**Task directions**
Repeat the records given below in full, with no changes.

**Data extracted from a collection**

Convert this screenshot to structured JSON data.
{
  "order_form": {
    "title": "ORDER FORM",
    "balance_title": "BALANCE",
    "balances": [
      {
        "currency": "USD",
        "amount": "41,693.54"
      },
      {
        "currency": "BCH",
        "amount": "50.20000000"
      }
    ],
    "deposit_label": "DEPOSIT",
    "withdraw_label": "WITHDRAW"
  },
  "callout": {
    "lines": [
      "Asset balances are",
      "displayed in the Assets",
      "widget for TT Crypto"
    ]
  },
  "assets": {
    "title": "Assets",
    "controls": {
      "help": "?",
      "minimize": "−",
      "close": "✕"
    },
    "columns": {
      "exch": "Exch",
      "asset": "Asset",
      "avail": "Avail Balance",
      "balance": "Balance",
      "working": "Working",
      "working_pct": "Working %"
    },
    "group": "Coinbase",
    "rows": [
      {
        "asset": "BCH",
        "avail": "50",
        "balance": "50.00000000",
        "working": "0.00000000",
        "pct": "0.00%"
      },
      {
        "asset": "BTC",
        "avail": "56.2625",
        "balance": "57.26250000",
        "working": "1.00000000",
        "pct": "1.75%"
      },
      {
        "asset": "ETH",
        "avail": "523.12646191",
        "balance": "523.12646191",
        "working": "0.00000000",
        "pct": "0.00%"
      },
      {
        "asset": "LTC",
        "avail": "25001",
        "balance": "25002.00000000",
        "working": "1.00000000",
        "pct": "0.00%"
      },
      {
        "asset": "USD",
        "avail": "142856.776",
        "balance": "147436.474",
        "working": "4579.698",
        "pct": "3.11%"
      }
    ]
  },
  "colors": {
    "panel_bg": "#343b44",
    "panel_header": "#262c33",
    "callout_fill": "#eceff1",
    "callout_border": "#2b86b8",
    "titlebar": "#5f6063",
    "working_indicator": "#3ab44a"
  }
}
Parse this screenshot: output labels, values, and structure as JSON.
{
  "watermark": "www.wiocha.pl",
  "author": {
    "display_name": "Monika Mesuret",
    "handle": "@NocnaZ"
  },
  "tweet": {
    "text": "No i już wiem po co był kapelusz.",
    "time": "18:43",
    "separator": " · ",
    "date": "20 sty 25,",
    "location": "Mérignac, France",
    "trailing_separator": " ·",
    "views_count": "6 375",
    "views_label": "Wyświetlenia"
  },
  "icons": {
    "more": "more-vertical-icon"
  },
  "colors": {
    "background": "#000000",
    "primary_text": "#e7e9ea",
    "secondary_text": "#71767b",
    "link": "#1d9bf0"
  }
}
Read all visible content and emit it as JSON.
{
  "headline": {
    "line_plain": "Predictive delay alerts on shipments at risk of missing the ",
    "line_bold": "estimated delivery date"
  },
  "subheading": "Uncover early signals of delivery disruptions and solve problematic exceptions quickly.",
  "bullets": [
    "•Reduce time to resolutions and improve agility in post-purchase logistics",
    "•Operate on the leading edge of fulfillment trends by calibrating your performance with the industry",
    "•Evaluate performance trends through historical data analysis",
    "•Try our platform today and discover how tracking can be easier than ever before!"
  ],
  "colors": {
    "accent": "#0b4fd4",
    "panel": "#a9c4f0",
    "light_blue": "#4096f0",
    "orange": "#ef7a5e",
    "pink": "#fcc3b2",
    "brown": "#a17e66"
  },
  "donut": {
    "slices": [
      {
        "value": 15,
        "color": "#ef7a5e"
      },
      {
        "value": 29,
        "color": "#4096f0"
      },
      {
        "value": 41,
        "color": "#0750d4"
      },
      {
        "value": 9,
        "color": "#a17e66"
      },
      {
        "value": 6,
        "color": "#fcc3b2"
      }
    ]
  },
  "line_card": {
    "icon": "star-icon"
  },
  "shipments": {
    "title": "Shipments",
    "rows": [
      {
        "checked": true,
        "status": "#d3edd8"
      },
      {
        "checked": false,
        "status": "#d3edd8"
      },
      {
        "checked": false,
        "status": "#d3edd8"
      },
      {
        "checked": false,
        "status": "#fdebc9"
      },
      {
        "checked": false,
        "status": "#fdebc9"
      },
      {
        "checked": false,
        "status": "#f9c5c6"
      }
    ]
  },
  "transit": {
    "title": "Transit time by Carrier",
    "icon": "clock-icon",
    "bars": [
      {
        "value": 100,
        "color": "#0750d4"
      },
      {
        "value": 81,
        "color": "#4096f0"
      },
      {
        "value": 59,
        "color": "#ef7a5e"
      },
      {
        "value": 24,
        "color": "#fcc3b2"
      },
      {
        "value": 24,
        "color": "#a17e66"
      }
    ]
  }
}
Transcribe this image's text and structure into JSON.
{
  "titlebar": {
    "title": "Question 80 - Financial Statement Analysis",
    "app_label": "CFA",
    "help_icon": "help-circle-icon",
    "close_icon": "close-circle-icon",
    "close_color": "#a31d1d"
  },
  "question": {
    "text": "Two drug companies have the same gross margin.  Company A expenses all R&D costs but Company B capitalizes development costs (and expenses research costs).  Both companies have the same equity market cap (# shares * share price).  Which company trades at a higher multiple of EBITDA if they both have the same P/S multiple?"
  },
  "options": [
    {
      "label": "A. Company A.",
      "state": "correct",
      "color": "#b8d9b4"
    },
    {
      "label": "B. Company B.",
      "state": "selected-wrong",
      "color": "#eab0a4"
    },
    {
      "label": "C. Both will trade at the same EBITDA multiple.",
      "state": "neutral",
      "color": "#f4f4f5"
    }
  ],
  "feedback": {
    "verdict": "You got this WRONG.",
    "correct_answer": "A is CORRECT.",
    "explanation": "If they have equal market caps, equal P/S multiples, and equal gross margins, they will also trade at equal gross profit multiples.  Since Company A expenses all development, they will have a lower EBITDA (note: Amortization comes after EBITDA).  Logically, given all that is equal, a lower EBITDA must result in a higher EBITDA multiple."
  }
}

**Exercise output**
Convert this screenshot to structured JSON data.
{
  "order_form": {
    "title": "ORDER FORM",
    "balance_title": "BALANCE",
    "balances": [
      {
        "currency": "USD",
        "amount": "41,693.54"
      },
      {
        "currency": "BCH",
        "amount": "50.20000000"
      }
    ],
    "deposit_label": "DEPOSIT",
    "withdraw_label": "WITHDRAW"
  },
  "callout": {
    "lines": [
      "Asset balances are",
      "displayed in the Assets",
      "widget for TT Crypto"
    ]
  },
  "assets": {
    "title": "Assets",
    "controls": {
      "help": "?",
      "minimize": "−",
      "close": "✕"
    },
    "columns": {
      "exch": "Exch",
      "asset": "Asset",
      "avail": "Avail Balance",
      "balance": "Balance",
      "working": "Working",
      "working_pct": "Working %"
    },
    "group": "Coinbase",
    "rows": [
      {
        "asset": "BCH",
        "avail": "50",
        "balance": "50.00000000",
        "working": "0.00000000",
        "pct": "0.00%"
      },
      {
        "asset": "BTC",
        "avail": "56.2625",
        "balance": "57.26250000",
        "working": "1.00000000",
        "pct": "1.75%"
      },
      {
        "asset": "ETH",
        "avail": "523.12646191",
        "balance": "523.12646191",
        "working": "0.00000000",
        "pct": "0.00%"
      },
      {
        "asset": "LTC",
        "avail": "25001",
        "balance": "25002.00000000",
        "working": "1.00000000",
        "pct": "0.00%"
      },
      {
        "asset": "USD",
        "avail": "142856.776",
        "balance": "147436.474",
        "working": "4579.698",
        "pct": "3.11%"
      }
    ]
  },
  "colors": {
    "panel_bg": "#343b44",
    "panel_header": "#262c33",
    "callout_fill": "#eceff1",
    "callout_border": "#2b86b8",
    "titlebar": "#5f6063",
    "working_indicator": "#3ab44a"
  }
}
Parse this screenshot: output labels, values, and structure as JSON.
{
  "watermark": "www.wiocha.pl",
  "author": {
    "display_name": "Monika Mesuret",
    "handle": "@NocnaZ"
  },
  "tweet": {
    "text": "No i już wiem po co był kapelusz.",
    "time": "18:43",
    "separator": " · ",
    "date": "20 sty 25,",
    "location": "Mérignac, France",
    "trailing_separator": " ·",
    "views_count": "6 375",
    "views_label": "Wyświetlenia"
  },
  "icons": {
    "more": "more-vertical-icon"
  },
  "colors": {
    "background": "#000000",
    "primary_text": "#e7e9ea",
    "secondary_text": "#71767b",
    "link": "#1d9bf0"
  }
}
Read all visible content and emit it as JSON.
{
  "headline": {
    "line_plain": "Predictive delay alerts on shipments at risk of missing the ",
    "line_bold": "estimated delivery date"
  },
  "subheading": "Uncover early signals of delivery disruptions and solve problematic exceptions quickly.",
  "bullets": [
    "•Reduce time to resolutions and improve agility in post-purchase logistics",
    "•Operate on the leading edge of fulfillment trends by calibrating your performance with the industry",
    "•Evaluate performance trends through historical data analysis",
    "•Try our platform today and discover how tracking can be easier than ever before!"
  ],
  "colors": {
    "accent": "#0b4fd4",
    "panel": "#a9c4f0",
    "light_blue": "#4096f0",
    "orange": "#ef7a5e",
    "pink": "#fcc3b2",
    "brown": "#a17e66"
  },
  "donut": {
    "slices": [
      {
        "value": 15,
        "color": "#ef7a5e"
      },
      {
        "value": 29,
        "color": "#4096f0"
      },
      {
        "value": 41,
        "color": "#0750d4"
      },
      {
        "value": 9,
        "color": "#a17e66"
      },
      {
        "value": 6,
        "color": "#fcc3b2"
      }
    ]
  },
  "line_card": {
    "icon": "star-icon"
  },
  "shipments": {
    "title": "Shipments",
    "rows": [
      {
        "checked": true,
        "status": "#d3edd8"
      },
      {
        "checked": false,
        "status": "#d3edd8"
      },
      {
        "checked": false,
        "status": "#d3edd8"
      },
      {
        "checked": false,
        "status": "#fdebc9"
      },
      {
        "checked": false,
        "status": "#fdebc9"
      },
      {
        "checked": false,
        "status": "#f9c5c6"
      }
    ]
  },
  "transit": {
    "title": "Transit time by Carrier",
    "icon": "clock-icon",
    "bars": [
      {
        "value": 100,
        "color": "#0750d4"
      },
      {
        "value": 81,
        "color": "#4096f0"
      },
      {
        "value": 59,
        "color": "#ef7a5e"
      },
      {
        "value": 24,
        "color": "#fcc3b2"
      },
      {
        "value": 24,
        "color": "#a17e66"
      }
    ]
  }
}
Transcribe this image's text and structure into JSON.
{
  "titlebar": {
    "title": "Question 80 - Financial Statement Analysis",
    "app_label": "CFA",
    "help_icon": "help-circle-icon",
    "close_icon": "close-circle-icon",
    "close_color": "#a31d1d"
  },
  "question": {
    "text": "Two drug companies have the same gross margin.  Company A expenses all R&D costs but Company B capitalizes development costs (and expenses research costs).  Both companies have the same equity market cap (# shares * share price).  Which company trades at a higher multiple of EBITDA if they both have the same P/S multiple?"
  },
  "options": [
    {
      "label": "A. Company A.",
      "state": "correct",
      "color": "#b8d9b4"
    },
    {
      "label": "B. Company B.",
      "state": "selected-wrong",
      "color": "#eab0a4"
    },
    {
      "label": "C. Both will trade at the same EBITDA multiple.",
      "state": "neutral",
      "color": "#f4f4f5"
    }
  ],
  "feedback": {
    "verdict": "You got this WRONG.",
    "correct_answer": "A is CORRECT.",
    "explanation": "If they have equal market caps, equal P/S multiples, and equal gross margins, they will also trade at equal gross profit multiples.  Since Company A expenses all development, they will have a lower EBITDA (note: Amortization comes after EBITDA).  Logically, given all that is equal, a lower EBITDA must result in a higher EBITDA multiple."
  }
}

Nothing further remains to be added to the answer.